### Records supplied
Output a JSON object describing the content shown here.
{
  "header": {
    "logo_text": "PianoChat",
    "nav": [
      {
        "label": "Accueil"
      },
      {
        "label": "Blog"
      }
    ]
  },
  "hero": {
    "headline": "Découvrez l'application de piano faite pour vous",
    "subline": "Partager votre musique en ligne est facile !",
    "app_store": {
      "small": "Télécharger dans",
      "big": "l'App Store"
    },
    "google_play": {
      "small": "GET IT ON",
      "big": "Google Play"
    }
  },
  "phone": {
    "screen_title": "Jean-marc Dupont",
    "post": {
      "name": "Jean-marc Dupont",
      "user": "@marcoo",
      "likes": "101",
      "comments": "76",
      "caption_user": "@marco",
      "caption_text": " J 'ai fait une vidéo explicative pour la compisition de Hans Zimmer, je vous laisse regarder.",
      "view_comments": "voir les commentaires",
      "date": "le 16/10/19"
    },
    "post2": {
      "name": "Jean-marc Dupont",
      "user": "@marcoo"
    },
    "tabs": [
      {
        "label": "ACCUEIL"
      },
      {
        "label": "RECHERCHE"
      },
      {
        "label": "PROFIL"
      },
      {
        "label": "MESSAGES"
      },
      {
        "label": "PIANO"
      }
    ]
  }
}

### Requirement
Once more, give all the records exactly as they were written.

### Worked solution
Output a JSON object describing the content shown here.
{
  "header": {
    "logo_text": "PianoChat",
    "nav": [
      {
        "label": "Accueil"
      },
      {
        "label": "Blog"
      }
    ]
  },
  "hero": {
    "headline": "Découvrez l'application de piano faite pour vous",
    "subline": "Partager votre musique en ligne est facile !",
    "app_store": {
      "small": "Télécharger dans",
      "big": "l'App Store"
    },
    "google_play": {
      "small": "GET IT ON",
      "big": "Google Play"
    }
  },
  "phone": {
    "screen_title": "Jean-marc Dupont",
    "post": {
      "name": "Jean-marc Dupont",
      "user": "@marcoo",
      "likes": "101",
      "comments": "76",
      "caption_user": "@marco",
      "caption_text": " J 'ai fait une vidéo explicative pour la compisition de Hans Zimmer, je vous laisse regarder.",
      "view_comments": "voir les commentaires",
      "date": "le 16/10/19"
    },
    "post2": {
      "name": "Jean-marc Dupont",
      "user": "@marcoo"
    },
    "tabs": [
      {
        "label": "ACCUEIL"
      },
      {
        "label": "RECHERCHE"
      },
      {
        "label": "PROFIL"
      },
      {
        "label": "MESSAGES"
      },
      {
        "label": "PIANO"
      }
    ]
  }
}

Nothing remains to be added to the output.